#### [AIM OF THE TASK]
Print all the data below exactly, without images.
::: STUDY MATERIAL
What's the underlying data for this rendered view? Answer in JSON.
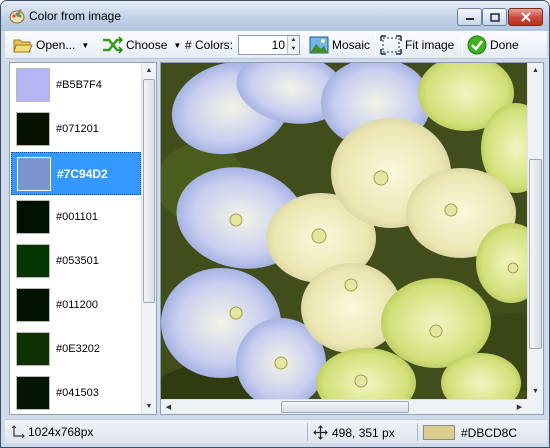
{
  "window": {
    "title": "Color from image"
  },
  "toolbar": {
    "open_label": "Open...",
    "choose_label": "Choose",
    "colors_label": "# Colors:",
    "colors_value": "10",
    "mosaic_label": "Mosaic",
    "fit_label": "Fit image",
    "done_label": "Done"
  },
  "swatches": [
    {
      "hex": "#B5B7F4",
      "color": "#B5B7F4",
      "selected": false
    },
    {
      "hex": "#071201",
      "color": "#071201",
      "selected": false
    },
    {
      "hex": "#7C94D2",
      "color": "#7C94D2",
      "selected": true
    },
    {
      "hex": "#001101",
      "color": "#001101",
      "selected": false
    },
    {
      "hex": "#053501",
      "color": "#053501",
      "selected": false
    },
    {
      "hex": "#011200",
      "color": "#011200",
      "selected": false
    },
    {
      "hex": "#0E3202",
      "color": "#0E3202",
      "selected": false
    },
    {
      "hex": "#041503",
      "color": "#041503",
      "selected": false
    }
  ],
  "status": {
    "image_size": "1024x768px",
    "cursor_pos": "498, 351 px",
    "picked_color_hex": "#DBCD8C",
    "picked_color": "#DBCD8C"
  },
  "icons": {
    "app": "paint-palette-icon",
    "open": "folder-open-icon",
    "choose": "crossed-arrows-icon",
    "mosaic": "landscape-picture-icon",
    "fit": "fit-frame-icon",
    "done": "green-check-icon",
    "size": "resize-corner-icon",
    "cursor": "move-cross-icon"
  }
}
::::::
#### [EXERCISE ANSWER]
What's the underlying data for this rendered view? Answer in JSON.
{
  "window": {
    "title": "Color from image"
  },
  "toolbar": {
    "open_label": "Open...",
    "choose_label": "Choose",
    "colors_label": "# Colors:",
    "colors_value": "10",
    "mosaic_label": "Mosaic",
    "fit_label": "Fit image",
    "done_label": "Done"
  },
  "swatches": [
    {
      "hex": "#B5B7F4",
      "color": "#B5B7F4",
      "selected": false
    },
    {
      "hex": "#071201",
      "color": "#071201",
      "selected": false
    },
    {
      "hex": "#7C94D2",
      "color": "#7C94D2",
      "selected": true
    },
    {
      "hex": "#001101",
      "color": "#001101",
      "selected": false
    },
    {
      "hex": "#053501",
      "color": "#053501",
      "selected": false
    },
    {
      "hex": "#011200",
      "color": "#011200",
      "selected": false
    },
    {
      "hex": "#0E3202",
      "color": "#0E3202",
      "selected": false
    },
    {
      "hex": "#041503",
      "color": "#041503",
      "selected": false
    }
  ],
  "status": {
    "image_size": "1024x768px",
    "cursor_pos": "498, 351 px",
    "picked_color_hex": "#DBCD8C",
    "picked_color": "#DBCD8C"
  },
  "icons": {
    "app": "paint-palette-icon",
    "open": "folder-open-icon",
    "choose": "crossed-arrows-icon",
    "mosaic": "landscape-picture-icon",
    "fit": "fit-frame-icon",
    "done": "green-check-icon",
    "size": "resize-corner-icon",
    "cursor": "move-cross-icon"
  }
}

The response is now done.